• _Activity_
Find every line below with the word "Windows" in it, and copy each one.

• _Exercise data_
++++

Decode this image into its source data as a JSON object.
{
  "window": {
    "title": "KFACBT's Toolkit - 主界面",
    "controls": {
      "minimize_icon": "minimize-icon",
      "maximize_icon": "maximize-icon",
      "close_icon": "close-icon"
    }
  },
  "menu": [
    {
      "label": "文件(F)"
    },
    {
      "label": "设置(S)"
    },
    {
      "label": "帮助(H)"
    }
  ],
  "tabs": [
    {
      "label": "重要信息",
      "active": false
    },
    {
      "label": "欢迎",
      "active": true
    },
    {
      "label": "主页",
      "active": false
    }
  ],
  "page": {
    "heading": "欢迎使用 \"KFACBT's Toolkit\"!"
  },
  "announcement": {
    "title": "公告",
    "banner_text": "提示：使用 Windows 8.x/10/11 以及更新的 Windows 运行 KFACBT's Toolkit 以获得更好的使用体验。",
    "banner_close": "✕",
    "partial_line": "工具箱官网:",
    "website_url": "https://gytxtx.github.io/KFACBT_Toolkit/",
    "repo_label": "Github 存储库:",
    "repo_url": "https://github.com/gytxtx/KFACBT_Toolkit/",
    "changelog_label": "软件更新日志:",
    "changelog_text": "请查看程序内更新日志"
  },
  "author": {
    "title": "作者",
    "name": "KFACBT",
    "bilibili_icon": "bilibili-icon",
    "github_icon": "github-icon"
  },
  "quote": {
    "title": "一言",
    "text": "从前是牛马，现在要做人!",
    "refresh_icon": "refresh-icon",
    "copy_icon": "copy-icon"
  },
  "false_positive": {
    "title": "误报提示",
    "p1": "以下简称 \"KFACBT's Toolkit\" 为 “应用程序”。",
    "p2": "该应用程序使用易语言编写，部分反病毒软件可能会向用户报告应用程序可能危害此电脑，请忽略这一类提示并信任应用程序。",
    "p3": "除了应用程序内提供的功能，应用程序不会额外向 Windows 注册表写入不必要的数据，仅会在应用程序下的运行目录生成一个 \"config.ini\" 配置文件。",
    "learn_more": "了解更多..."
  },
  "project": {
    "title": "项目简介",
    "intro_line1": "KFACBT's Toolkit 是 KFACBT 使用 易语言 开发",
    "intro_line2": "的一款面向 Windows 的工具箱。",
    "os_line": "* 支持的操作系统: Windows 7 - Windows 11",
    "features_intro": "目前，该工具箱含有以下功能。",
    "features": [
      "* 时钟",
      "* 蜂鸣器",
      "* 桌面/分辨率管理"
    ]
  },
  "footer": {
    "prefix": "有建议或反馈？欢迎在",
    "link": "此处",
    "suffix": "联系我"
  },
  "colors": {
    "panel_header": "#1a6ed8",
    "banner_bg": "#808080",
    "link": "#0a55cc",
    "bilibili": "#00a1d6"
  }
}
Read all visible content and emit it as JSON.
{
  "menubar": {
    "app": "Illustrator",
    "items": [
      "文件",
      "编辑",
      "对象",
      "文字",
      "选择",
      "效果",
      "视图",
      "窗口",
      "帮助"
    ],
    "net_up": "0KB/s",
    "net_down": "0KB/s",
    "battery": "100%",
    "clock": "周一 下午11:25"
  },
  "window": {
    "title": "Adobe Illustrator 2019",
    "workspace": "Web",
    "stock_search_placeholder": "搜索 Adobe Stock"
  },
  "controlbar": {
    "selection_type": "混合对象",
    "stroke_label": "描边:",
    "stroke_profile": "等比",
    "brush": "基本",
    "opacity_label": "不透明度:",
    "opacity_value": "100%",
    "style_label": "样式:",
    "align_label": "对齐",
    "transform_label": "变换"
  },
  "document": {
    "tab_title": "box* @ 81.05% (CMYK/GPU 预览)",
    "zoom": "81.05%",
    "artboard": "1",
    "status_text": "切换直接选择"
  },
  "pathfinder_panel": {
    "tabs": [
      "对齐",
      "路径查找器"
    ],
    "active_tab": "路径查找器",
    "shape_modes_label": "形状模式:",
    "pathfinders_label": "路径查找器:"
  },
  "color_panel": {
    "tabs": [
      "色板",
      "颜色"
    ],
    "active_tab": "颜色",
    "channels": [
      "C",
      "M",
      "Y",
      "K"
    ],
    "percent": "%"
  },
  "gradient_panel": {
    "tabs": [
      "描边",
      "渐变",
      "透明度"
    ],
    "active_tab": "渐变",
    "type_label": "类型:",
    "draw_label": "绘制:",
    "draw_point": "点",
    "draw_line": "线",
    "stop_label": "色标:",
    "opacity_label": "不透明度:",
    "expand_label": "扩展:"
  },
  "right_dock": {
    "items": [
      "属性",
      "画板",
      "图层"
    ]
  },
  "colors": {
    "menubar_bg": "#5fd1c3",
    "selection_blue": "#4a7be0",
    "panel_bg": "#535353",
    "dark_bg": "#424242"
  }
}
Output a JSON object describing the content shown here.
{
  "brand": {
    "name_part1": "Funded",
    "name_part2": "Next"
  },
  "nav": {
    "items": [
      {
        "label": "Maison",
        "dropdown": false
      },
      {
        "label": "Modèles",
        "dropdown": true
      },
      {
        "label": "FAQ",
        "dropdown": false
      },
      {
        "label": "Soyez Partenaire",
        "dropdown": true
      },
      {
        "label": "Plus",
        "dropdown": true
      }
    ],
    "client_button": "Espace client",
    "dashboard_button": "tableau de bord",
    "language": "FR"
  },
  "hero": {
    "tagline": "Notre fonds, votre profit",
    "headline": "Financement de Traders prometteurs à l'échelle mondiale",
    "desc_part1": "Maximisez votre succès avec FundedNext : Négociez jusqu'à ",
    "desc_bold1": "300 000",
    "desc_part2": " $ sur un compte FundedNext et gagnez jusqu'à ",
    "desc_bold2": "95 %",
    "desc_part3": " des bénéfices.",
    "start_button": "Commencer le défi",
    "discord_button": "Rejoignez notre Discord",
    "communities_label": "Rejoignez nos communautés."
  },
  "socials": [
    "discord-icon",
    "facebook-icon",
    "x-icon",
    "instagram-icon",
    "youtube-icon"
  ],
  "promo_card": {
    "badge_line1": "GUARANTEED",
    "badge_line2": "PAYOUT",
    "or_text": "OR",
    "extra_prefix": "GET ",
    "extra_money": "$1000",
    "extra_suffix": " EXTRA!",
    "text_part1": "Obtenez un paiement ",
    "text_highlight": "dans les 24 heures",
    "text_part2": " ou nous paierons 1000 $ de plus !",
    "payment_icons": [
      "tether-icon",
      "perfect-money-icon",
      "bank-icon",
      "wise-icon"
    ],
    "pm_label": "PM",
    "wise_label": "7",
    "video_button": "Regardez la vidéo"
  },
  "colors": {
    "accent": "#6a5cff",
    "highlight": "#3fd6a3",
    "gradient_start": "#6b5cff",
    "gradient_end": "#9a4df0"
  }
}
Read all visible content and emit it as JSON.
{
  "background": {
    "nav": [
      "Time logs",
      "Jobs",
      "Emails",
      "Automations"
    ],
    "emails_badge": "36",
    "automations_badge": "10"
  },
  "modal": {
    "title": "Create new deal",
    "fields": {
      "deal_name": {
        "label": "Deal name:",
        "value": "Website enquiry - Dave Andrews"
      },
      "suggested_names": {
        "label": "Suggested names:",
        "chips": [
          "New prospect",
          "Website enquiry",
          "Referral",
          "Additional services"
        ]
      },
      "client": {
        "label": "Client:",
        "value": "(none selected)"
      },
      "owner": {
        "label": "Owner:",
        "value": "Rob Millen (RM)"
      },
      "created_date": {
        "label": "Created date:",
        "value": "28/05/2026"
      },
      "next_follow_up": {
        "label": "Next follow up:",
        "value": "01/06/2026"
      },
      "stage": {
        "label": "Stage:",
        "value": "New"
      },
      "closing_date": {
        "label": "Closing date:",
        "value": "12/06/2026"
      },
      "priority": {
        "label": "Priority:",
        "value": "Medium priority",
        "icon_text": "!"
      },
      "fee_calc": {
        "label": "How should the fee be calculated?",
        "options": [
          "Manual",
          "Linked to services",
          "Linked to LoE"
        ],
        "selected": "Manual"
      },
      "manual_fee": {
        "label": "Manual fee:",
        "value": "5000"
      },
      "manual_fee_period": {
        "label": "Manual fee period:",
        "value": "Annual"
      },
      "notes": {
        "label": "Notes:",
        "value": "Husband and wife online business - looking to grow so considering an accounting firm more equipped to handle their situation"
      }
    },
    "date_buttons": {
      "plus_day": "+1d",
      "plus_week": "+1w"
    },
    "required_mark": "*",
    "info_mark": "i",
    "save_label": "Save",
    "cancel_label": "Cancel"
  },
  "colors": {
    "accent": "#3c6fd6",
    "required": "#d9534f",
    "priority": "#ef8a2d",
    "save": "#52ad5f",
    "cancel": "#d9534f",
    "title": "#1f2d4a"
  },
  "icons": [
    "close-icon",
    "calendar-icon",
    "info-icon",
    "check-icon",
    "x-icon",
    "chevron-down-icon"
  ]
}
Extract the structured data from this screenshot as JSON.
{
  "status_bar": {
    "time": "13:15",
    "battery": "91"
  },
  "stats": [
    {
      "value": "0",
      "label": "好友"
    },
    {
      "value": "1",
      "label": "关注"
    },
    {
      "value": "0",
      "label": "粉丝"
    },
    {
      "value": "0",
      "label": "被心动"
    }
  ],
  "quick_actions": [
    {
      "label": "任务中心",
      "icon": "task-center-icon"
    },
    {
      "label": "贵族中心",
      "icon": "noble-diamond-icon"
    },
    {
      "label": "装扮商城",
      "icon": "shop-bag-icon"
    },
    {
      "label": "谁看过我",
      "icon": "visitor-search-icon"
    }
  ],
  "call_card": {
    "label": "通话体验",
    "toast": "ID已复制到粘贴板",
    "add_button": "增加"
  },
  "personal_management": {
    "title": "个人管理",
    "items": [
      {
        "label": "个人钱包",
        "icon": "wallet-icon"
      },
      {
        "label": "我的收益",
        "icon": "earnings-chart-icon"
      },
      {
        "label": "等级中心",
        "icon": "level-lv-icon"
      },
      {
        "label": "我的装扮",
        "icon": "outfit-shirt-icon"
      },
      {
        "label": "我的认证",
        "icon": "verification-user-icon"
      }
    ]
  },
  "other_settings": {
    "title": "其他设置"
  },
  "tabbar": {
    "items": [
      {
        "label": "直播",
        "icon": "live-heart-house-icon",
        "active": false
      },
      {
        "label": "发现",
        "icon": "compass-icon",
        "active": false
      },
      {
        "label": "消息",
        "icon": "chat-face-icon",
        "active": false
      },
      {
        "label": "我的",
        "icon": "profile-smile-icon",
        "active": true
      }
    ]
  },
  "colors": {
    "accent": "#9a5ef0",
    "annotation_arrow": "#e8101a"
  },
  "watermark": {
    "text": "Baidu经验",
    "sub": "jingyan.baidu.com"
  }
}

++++

• _Solved problem_
    "banner_text": "提示：使用 Windows 8.x/10/11 以及更新的 Windows 运行 KFACBT's Toolkit 以获得更好的使用体验。",
    "p3": "除了应用程序内提供的功能，应用程序不会额外向 Windows 注册表写入不必要的数据，仅会在应用程序下的运行目录生成一个 \"config.ini\" 配置文件。",
    "intro_line2": "的一款面向 Windows 的工具箱。",
    "os_line": "* 支持的操作系统: Windows 7 - Windows 11",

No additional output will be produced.